Extract every line below that contains the word "JSON".

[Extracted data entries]
'''

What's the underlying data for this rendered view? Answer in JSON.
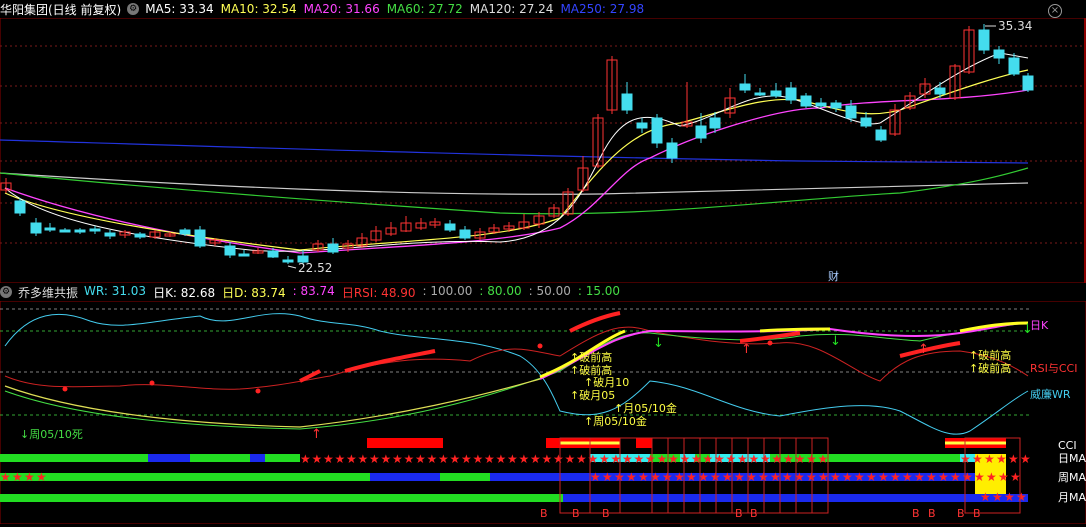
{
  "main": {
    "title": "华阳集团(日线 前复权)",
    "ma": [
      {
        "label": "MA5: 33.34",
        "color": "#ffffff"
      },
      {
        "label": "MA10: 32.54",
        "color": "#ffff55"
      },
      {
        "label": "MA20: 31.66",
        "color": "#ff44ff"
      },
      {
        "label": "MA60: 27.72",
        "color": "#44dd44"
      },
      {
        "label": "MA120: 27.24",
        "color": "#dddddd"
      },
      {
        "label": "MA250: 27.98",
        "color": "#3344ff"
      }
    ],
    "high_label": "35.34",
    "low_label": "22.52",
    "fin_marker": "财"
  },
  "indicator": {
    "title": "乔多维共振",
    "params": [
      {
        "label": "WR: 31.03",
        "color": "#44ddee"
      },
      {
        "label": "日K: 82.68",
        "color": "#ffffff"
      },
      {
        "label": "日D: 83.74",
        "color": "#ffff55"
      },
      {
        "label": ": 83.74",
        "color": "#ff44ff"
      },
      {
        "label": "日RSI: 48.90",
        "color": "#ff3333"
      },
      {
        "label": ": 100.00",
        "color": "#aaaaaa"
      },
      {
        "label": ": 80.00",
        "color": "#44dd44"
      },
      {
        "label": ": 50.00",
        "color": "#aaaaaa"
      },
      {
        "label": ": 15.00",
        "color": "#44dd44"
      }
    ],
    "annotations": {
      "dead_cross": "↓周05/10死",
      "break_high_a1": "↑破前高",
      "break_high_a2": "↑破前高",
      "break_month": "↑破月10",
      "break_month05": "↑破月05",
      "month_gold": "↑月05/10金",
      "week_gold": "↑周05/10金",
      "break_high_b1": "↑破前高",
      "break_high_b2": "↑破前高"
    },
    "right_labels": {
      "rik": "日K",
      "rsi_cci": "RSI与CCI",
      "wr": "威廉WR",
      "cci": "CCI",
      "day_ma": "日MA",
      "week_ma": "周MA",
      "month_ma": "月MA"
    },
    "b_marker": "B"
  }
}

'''
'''

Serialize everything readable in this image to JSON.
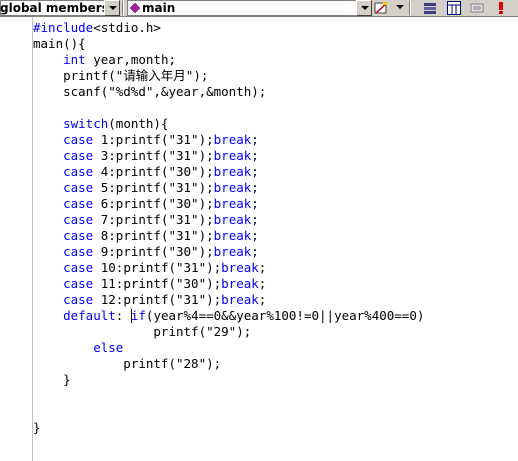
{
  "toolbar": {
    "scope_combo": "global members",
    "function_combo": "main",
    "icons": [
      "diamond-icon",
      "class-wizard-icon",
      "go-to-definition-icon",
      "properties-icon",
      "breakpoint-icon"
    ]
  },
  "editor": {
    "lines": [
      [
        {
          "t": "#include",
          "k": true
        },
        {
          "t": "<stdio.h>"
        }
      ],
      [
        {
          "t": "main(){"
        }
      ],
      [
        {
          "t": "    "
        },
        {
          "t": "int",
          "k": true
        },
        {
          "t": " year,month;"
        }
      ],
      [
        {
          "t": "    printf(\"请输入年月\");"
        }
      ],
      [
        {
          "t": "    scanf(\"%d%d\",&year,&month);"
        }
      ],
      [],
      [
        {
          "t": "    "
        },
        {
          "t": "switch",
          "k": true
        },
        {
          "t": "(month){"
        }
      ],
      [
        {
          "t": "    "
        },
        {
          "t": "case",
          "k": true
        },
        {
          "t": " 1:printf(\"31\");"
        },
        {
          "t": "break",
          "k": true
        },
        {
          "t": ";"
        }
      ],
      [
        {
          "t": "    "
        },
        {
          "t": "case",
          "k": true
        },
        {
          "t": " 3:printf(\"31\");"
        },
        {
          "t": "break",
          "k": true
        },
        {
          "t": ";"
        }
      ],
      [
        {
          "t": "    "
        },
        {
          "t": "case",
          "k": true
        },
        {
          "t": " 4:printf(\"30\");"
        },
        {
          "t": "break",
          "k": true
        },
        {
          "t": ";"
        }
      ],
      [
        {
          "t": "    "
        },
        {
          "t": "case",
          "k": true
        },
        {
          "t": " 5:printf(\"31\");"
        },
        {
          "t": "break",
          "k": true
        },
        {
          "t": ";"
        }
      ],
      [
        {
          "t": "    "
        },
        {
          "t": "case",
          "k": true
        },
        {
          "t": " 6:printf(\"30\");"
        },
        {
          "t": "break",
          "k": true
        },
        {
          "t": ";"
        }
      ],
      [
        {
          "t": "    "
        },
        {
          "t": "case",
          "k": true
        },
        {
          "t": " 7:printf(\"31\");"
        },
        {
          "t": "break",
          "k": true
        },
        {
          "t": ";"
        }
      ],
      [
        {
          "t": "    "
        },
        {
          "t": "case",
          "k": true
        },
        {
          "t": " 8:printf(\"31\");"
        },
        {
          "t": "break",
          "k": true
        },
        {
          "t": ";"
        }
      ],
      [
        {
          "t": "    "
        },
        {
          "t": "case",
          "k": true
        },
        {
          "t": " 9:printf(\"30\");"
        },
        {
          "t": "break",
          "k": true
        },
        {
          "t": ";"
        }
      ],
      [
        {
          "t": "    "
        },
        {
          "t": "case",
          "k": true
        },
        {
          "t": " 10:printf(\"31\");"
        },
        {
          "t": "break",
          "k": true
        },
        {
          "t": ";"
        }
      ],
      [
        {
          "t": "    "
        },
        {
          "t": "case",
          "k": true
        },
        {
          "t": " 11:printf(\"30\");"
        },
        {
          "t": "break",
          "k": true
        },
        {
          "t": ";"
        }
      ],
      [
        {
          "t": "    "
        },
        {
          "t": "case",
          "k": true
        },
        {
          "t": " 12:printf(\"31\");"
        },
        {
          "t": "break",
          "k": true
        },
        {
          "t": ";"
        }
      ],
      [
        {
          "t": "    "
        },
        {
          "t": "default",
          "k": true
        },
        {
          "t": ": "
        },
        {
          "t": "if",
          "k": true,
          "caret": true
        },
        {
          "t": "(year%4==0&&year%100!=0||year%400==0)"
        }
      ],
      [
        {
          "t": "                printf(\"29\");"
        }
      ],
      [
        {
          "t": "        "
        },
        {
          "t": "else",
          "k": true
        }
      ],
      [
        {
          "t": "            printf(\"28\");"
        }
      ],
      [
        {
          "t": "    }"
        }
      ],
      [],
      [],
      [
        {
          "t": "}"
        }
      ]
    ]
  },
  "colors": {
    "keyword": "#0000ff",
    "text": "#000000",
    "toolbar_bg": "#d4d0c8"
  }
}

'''
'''

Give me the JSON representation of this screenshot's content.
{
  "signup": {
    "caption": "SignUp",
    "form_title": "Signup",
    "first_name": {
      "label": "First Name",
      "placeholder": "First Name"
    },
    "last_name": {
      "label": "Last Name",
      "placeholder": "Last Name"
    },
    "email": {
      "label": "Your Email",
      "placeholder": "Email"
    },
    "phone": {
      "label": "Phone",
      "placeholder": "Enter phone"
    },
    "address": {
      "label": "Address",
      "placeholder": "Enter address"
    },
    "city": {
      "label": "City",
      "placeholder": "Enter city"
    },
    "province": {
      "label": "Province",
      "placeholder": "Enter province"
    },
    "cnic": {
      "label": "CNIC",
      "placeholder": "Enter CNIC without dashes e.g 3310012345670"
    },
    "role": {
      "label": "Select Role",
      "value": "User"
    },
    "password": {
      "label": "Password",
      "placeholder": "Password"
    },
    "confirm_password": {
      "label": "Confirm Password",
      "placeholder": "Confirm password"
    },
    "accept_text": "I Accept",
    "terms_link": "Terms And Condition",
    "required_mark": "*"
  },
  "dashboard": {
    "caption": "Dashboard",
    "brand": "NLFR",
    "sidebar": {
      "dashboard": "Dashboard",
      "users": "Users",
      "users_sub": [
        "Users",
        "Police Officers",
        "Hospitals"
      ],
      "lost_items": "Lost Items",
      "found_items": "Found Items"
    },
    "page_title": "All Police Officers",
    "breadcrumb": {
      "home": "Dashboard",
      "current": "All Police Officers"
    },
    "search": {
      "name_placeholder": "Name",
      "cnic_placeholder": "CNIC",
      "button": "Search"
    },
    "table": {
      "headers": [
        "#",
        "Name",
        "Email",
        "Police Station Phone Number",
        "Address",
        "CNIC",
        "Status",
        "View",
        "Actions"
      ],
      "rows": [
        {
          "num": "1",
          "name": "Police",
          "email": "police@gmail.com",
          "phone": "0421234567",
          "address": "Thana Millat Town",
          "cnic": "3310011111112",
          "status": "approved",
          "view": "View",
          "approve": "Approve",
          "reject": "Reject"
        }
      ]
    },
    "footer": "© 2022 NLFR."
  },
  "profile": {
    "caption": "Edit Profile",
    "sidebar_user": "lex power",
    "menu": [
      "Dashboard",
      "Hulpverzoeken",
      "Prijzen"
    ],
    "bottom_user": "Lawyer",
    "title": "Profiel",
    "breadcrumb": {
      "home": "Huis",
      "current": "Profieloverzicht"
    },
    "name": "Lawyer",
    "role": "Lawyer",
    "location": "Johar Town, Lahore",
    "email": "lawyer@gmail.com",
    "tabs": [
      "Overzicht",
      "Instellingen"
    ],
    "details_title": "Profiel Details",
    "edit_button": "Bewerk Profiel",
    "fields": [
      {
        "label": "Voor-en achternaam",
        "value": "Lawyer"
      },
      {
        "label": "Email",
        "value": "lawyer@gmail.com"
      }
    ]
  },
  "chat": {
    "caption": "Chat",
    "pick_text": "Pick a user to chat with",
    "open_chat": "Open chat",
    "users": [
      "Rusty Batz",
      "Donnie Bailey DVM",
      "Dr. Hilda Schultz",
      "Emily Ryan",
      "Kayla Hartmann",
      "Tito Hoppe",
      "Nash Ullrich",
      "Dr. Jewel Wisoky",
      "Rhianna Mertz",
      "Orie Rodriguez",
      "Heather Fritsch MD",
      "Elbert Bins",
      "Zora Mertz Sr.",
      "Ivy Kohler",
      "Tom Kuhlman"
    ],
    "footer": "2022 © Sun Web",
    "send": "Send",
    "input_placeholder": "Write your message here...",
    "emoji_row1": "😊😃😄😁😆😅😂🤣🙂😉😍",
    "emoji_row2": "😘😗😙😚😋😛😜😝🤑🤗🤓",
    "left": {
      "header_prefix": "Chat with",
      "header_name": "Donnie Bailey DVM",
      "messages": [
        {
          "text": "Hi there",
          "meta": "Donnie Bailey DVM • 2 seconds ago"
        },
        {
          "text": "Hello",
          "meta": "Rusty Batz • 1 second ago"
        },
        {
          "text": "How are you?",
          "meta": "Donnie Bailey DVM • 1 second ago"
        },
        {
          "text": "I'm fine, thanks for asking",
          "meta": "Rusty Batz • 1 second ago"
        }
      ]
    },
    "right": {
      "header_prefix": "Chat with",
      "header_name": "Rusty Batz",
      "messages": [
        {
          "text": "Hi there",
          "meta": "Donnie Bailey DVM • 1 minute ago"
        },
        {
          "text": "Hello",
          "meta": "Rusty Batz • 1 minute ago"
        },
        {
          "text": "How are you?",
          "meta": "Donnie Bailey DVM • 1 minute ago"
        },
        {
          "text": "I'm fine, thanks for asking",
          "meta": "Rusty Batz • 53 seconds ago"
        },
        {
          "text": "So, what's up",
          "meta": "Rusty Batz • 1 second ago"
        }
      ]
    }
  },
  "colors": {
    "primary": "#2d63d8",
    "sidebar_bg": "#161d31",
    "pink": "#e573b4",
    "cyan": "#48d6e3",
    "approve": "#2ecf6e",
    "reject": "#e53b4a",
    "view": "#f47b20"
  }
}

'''

Task answer
What's the underlying data for this rendered view? Answer in JSON.
Serialize everything readable in this image to JSON.
Give me the JSON representation of this screenshot's content.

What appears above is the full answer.